- [Problem description]:
Where a line holds the word "System", copy that line from the data below.

- [Interface dataset entries]:
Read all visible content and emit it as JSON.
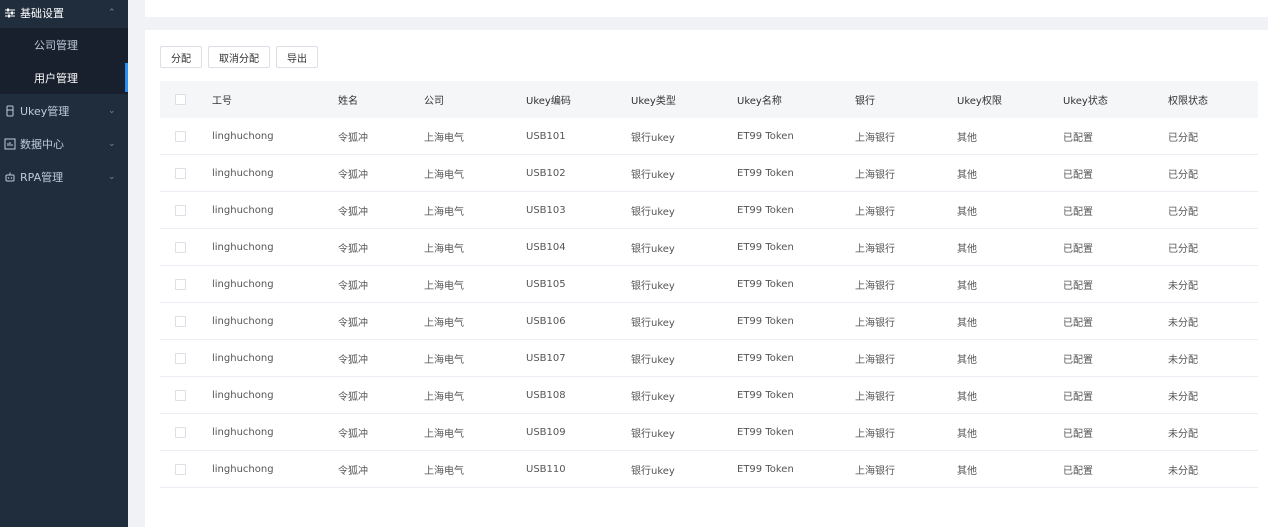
{
  "sidebar": {
    "menu": [
      {
        "label": "基础设置",
        "icon": "sliders-icon"
      },
      {
        "label": "Ukey管理",
        "icon": "ukey-icon"
      },
      {
        "label": "数据中心",
        "icon": "chart-icon"
      },
      {
        "label": "RPA管理",
        "icon": "robot-icon"
      }
    ],
    "submenu": [
      {
        "label": "公司管理"
      },
      {
        "label": "用户管理"
      }
    ]
  },
  "toolbar": {
    "assign": "分配",
    "unassign": "取消分配",
    "export": "导出"
  },
  "table": {
    "columns": [
      "工号",
      "姓名",
      "公司",
      "Ukey编码",
      "Ukey类型",
      "Ukey名称",
      "银行",
      "Ukey权限",
      "Ukey状态",
      "权限状态"
    ],
    "rows": [
      [
        "linghuchong",
        "令狐冲",
        "上海电气",
        "USB101",
        "银行ukey",
        "ET99 Token",
        "上海银行",
        "其他",
        "已配置",
        "已分配"
      ],
      [
        "linghuchong",
        "令狐冲",
        "上海电气",
        "USB102",
        "银行ukey",
        "ET99 Token",
        "上海银行",
        "其他",
        "已配置",
        "已分配"
      ],
      [
        "linghuchong",
        "令狐冲",
        "上海电气",
        "USB103",
        "银行ukey",
        "ET99 Token",
        "上海银行",
        "其他",
        "已配置",
        "已分配"
      ],
      [
        "linghuchong",
        "令狐冲",
        "上海电气",
        "USB104",
        "银行ukey",
        "ET99 Token",
        "上海银行",
        "其他",
        "已配置",
        "已分配"
      ],
      [
        "linghuchong",
        "令狐冲",
        "上海电气",
        "USB105",
        "银行ukey",
        "ET99 Token",
        "上海银行",
        "其他",
        "已配置",
        "未分配"
      ],
      [
        "linghuchong",
        "令狐冲",
        "上海电气",
        "USB106",
        "银行ukey",
        "ET99 Token",
        "上海银行",
        "其他",
        "已配置",
        "未分配"
      ],
      [
        "linghuchong",
        "令狐冲",
        "上海电气",
        "USB107",
        "银行ukey",
        "ET99 Token",
        "上海银行",
        "其他",
        "已配置",
        "未分配"
      ],
      [
        "linghuchong",
        "令狐冲",
        "上海电气",
        "USB108",
        "银行ukey",
        "ET99 Token",
        "上海银行",
        "其他",
        "已配置",
        "未分配"
      ],
      [
        "linghuchong",
        "令狐冲",
        "上海电气",
        "USB109",
        "银行ukey",
        "ET99 Token",
        "上海银行",
        "其他",
        "已配置",
        "未分配"
      ],
      [
        "linghuchong",
        "令狐冲",
        "上海电气",
        "USB110",
        "银行ukey",
        "ET99 Token",
        "上海银行",
        "其他",
        "已配置",
        "未分配"
      ]
    ]
  }
}
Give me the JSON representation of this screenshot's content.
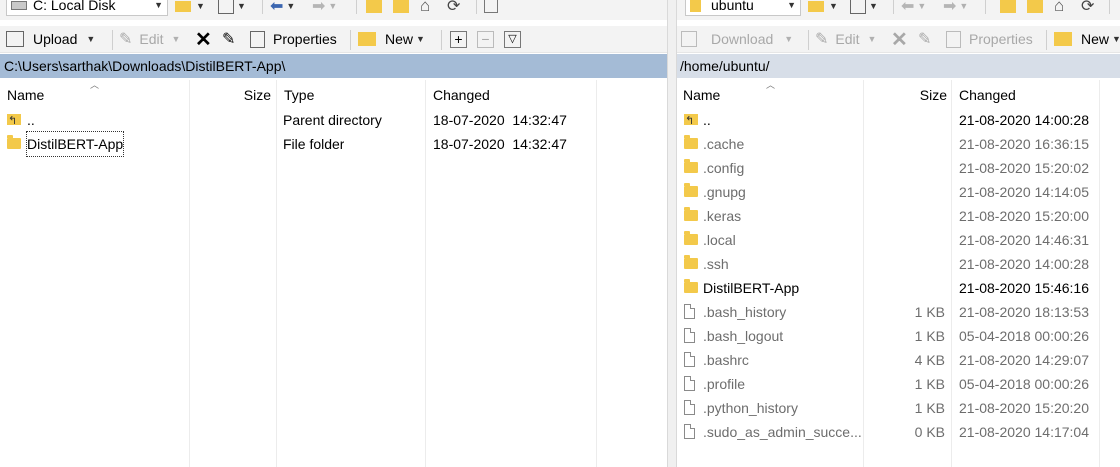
{
  "left": {
    "drive": "C: Local Disk",
    "toolbar": {
      "upload": "Upload",
      "edit": "Edit",
      "properties": "Properties",
      "new": "New"
    },
    "path": "C:\\Users\\sarthak\\Downloads\\DistilBERT-App\\",
    "columns": {
      "name": "Name",
      "size": "Size",
      "type": "Type",
      "changed": "Changed"
    },
    "rows": [
      {
        "name": "..",
        "type": "Parent directory",
        "changed": "18-07-2020  14:32:47",
        "icon": "parent-dir-icon"
      },
      {
        "name": "DistilBERT-App",
        "type": "File folder",
        "changed": "18-07-2020  14:32:47",
        "icon": "folder-icon"
      }
    ]
  },
  "right": {
    "drive": "ubuntu",
    "toolbar": {
      "download": "Download",
      "edit": "Edit",
      "properties": "Properties",
      "new": "New"
    },
    "path": "/home/ubuntu/",
    "columns": {
      "name": "Name",
      "size": "Size",
      "changed": "Changed"
    },
    "rows": [
      {
        "name": "..",
        "size": "",
        "changed": "21-08-2020 14:00:28",
        "icon": "parent-dir-icon"
      },
      {
        "name": ".cache",
        "size": "",
        "changed": "21-08-2020 16:36:15",
        "icon": "folder-icon"
      },
      {
        "name": ".config",
        "size": "",
        "changed": "21-08-2020 15:20:02",
        "icon": "folder-icon"
      },
      {
        "name": ".gnupg",
        "size": "",
        "changed": "21-08-2020 14:14:05",
        "icon": "folder-icon"
      },
      {
        "name": ".keras",
        "size": "",
        "changed": "21-08-2020 15:20:00",
        "icon": "folder-icon"
      },
      {
        "name": ".local",
        "size": "",
        "changed": "21-08-2020 14:46:31",
        "icon": "folder-icon"
      },
      {
        "name": ".ssh",
        "size": "",
        "changed": "21-08-2020 14:00:28",
        "icon": "folder-icon"
      },
      {
        "name": "DistilBERT-App",
        "size": "",
        "changed": "21-08-2020 15:46:16",
        "icon": "folder-icon"
      },
      {
        "name": ".bash_history",
        "size": "1 KB",
        "changed": "21-08-2020 18:13:53",
        "icon": "file-icon"
      },
      {
        "name": ".bash_logout",
        "size": "1 KB",
        "changed": "05-04-2018 00:00:26",
        "icon": "file-icon"
      },
      {
        "name": ".bashrc",
        "size": "4 KB",
        "changed": "21-08-2020 14:29:07",
        "icon": "file-icon"
      },
      {
        "name": ".profile",
        "size": "1 KB",
        "changed": "05-04-2018 00:00:26",
        "icon": "file-icon"
      },
      {
        "name": ".python_history",
        "size": "1 KB",
        "changed": "21-08-2020 15:20:20",
        "icon": "file-icon"
      },
      {
        "name": ".sudo_as_admin_succe...",
        "size": "0 KB",
        "changed": "21-08-2020 14:17:04",
        "icon": "file-icon"
      }
    ]
  },
  "colors": {
    "left_path_bg": "#a4bbd6",
    "right_path_bg": "#d7dee8",
    "folder": "#f3c94a"
  }
}
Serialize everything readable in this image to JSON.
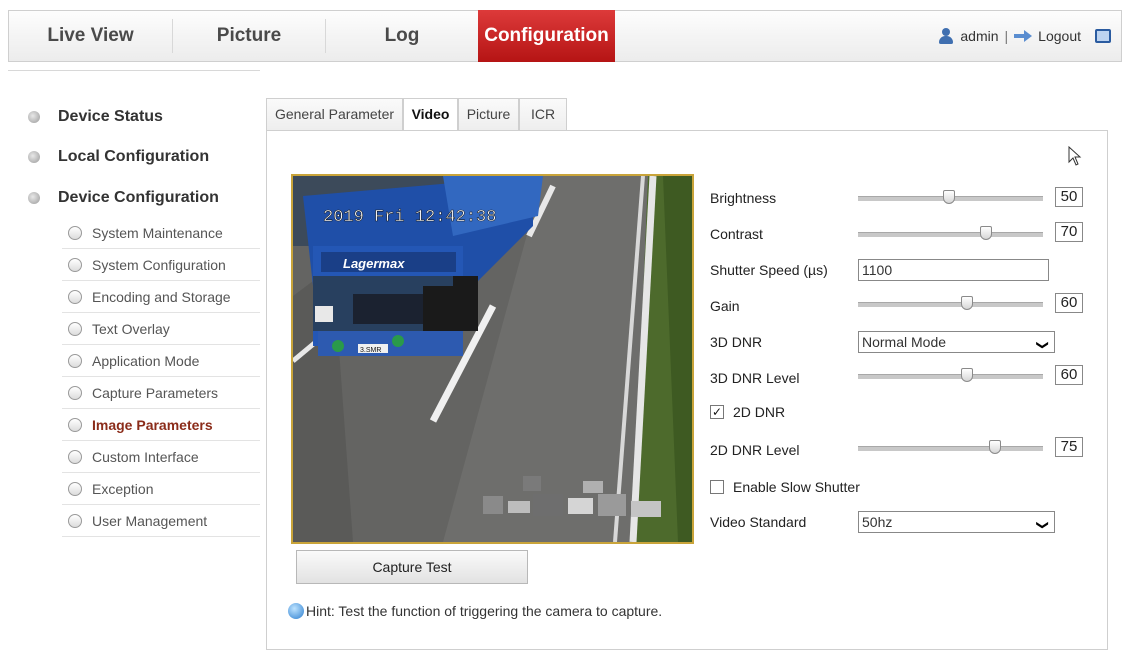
{
  "nav": {
    "tabs": [
      {
        "label": "Live View"
      },
      {
        "label": "Picture"
      },
      {
        "label": "Log"
      },
      {
        "label": "Configuration",
        "active": true
      }
    ],
    "user": "admin",
    "separator": "|",
    "logout": "Logout"
  },
  "sidebar": {
    "groups": [
      {
        "label": "Device Status"
      },
      {
        "label": "Local Configuration"
      },
      {
        "label": "Device Configuration"
      }
    ],
    "items": [
      {
        "label": "System Maintenance"
      },
      {
        "label": "System Configuration"
      },
      {
        "label": "Encoding and Storage"
      },
      {
        "label": "Text Overlay"
      },
      {
        "label": "Application Mode"
      },
      {
        "label": "Capture Parameters"
      },
      {
        "label": "Image Parameters",
        "active": true
      },
      {
        "label": "Custom Interface"
      },
      {
        "label": "Exception"
      },
      {
        "label": "User Management"
      }
    ]
  },
  "content_tabs": [
    {
      "label": "General Parameter"
    },
    {
      "label": "Video",
      "active": true
    },
    {
      "label": "Picture"
    },
    {
      "label": "ICR"
    }
  ],
  "video": {
    "osd_text": "2019 Fri 12:42:38",
    "truck_brand": "Lagermax",
    "plate": "3.SMR"
  },
  "capture_button": "Capture Test",
  "hint": "Hint: Test the function of triggering the camera to capture.",
  "params": {
    "brightness": {
      "label": "Brightness",
      "value": "50"
    },
    "contrast": {
      "label": "Contrast",
      "value": "70"
    },
    "shutter": {
      "label": "Shutter Speed (µs)",
      "value": "1100"
    },
    "gain": {
      "label": "Gain",
      "value": "60"
    },
    "dnr3d": {
      "label": "3D DNR",
      "value": "Normal Mode"
    },
    "dnr3d_level": {
      "label": "3D DNR Level",
      "value": "60"
    },
    "dnr2d": {
      "label": "2D DNR",
      "checked": true
    },
    "dnr2d_level": {
      "label": "2D DNR Level",
      "value": "75"
    },
    "slow_shutter": {
      "label": "Enable Slow Shutter",
      "checked": false
    },
    "video_standard": {
      "label": "Video Standard",
      "value": "50hz"
    }
  },
  "slider_levels": {
    "brightness": 0.49,
    "contrast": 0.69,
    "gain": 0.59,
    "dnr3d_level": 0.59,
    "dnr2d_level": 0.74
  },
  "colors": {
    "active_nav": "#c81c1c",
    "active_sidebar_text": "#8b2c1a",
    "video_border": "#c9a43a"
  }
}
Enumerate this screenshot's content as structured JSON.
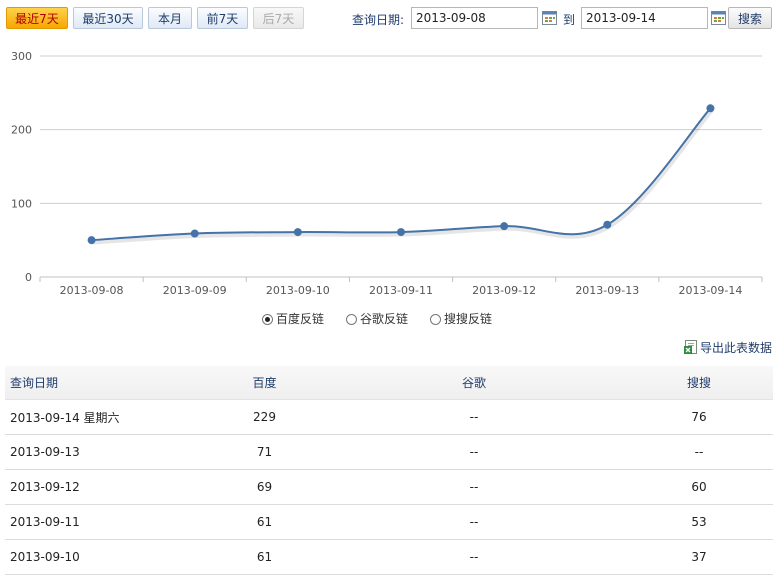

- [Answer to the problem]:
        "label": "System Maintenance"
        "label": "System Configuration"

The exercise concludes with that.